Kapa

Collection Type

  • Cultural artifacts

GUSN

GUSN-272200

Description

Long fragment of a five layered kapa moe [Hawaiian sleeping cover] with one sewn edge. Bottom four layers are white with an embossed design of small squares containing a small circle. This pattern is known as "upena pupa" and is created by using a carved kapa beater during the production process. The top layer is a bright pink decorated with faint gray triangle shapes (possibly colored with charcoal). This fragment was cut from a larger sample. Kapa (the Hawaiian word for tapa) is a cloth made from the inner bark of trees and is widely used in the Pacific for clothing and bedding, as well as secular, sacred, and ceremonial uses.

Details

Descriptive Terms

tapa (bark cloth)
tapa (bark cloth)

Associated Building

Original To Stephen Phillips House (Salem, Mass.),

Maker

Unknown

Location of Origin

Pacific Island Group

Dimensions

8 1/8 (W) (inches)

Credit Line

Gift of the Stephen Phillips Memorial Charitable Trust for Historic Preservation

Accession Number

2006.44.3684

Reference Notes

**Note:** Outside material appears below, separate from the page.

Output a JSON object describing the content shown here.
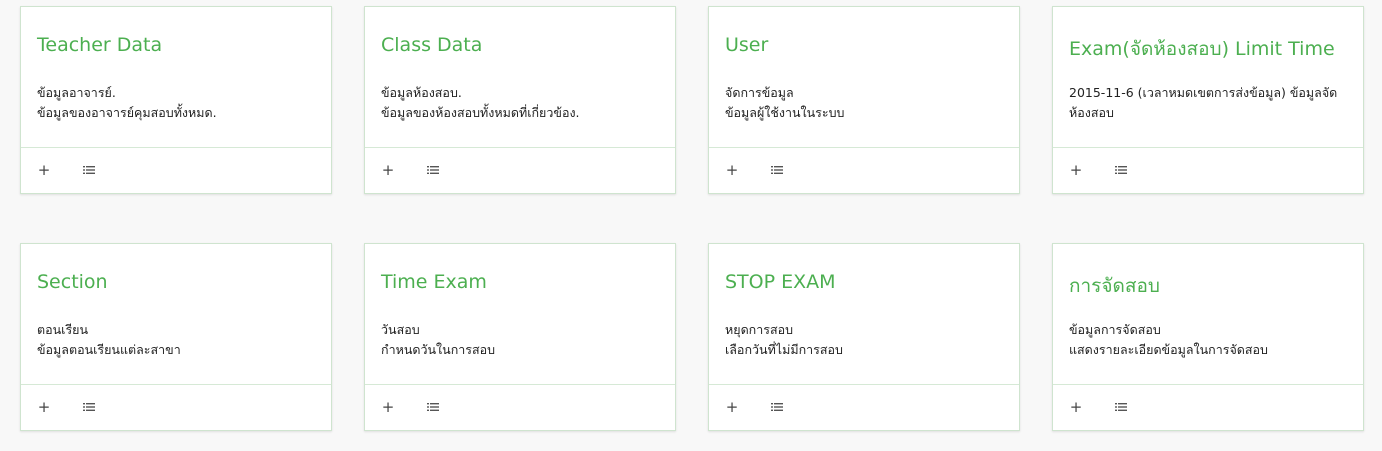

full digital copy on Google Play: https://play.google.com/books/reader?id=IKgxAQAAMAAJ&printsec=frontcover&output=reader&authuser=0&hl=en